WORK TO BE COMPLETED:
Look through the material below and copy every line containing the word "icon".

DATA SUPPLIED:
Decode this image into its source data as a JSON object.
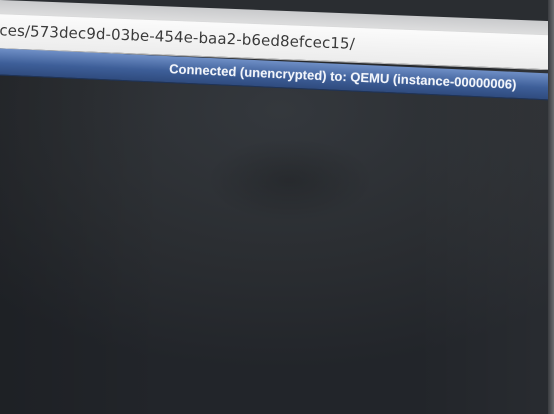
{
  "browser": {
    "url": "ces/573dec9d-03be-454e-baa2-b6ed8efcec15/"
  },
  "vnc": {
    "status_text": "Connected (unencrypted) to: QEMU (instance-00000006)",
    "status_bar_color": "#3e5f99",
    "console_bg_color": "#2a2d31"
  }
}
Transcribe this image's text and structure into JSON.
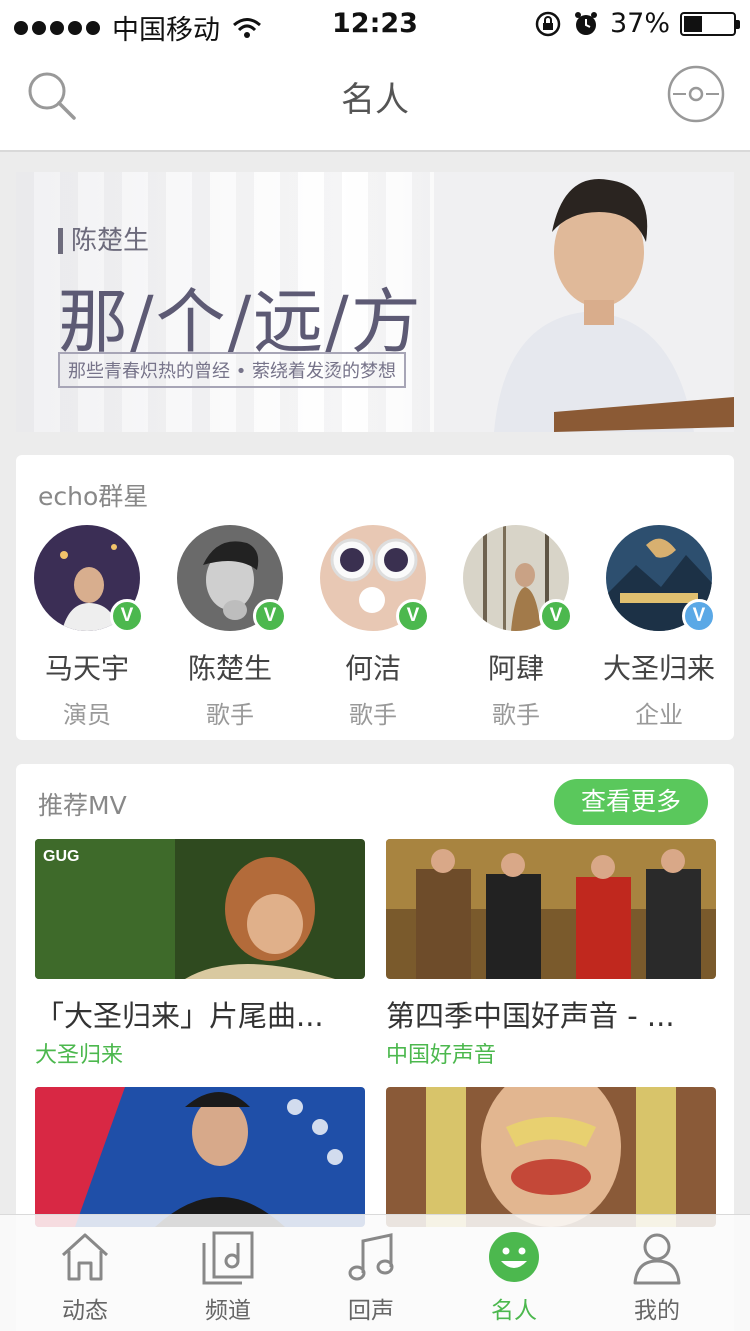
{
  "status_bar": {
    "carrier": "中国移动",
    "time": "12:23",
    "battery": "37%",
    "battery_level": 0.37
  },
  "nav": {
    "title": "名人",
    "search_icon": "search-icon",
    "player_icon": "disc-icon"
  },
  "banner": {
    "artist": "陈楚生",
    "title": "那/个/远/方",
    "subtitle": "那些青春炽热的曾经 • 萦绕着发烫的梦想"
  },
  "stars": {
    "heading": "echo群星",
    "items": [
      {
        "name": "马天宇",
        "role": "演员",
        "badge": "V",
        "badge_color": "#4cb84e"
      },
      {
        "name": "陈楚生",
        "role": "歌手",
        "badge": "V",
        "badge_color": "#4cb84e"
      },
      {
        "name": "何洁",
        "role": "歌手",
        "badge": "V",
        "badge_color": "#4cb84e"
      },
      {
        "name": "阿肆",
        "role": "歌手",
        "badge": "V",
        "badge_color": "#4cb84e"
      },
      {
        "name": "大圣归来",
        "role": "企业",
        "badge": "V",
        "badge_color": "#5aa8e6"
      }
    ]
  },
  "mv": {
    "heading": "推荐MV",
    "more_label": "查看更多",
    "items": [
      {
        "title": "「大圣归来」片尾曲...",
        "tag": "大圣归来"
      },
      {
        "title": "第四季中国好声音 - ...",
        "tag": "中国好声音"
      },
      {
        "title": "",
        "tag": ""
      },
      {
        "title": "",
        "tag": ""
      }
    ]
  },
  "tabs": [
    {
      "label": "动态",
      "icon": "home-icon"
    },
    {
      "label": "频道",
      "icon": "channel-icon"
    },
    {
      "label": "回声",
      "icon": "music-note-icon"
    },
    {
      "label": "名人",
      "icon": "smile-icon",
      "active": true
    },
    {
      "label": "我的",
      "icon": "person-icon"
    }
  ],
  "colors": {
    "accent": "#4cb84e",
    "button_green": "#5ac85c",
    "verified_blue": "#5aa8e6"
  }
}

OUTPUT:
    "search_icon": "search-icon",
    "player_icon": "disc-icon"
      "icon": "home-icon"
      "icon": "channel-icon"
      "icon": "music-note-icon"
      "icon": "smile-icon",
      "icon": "person-icon"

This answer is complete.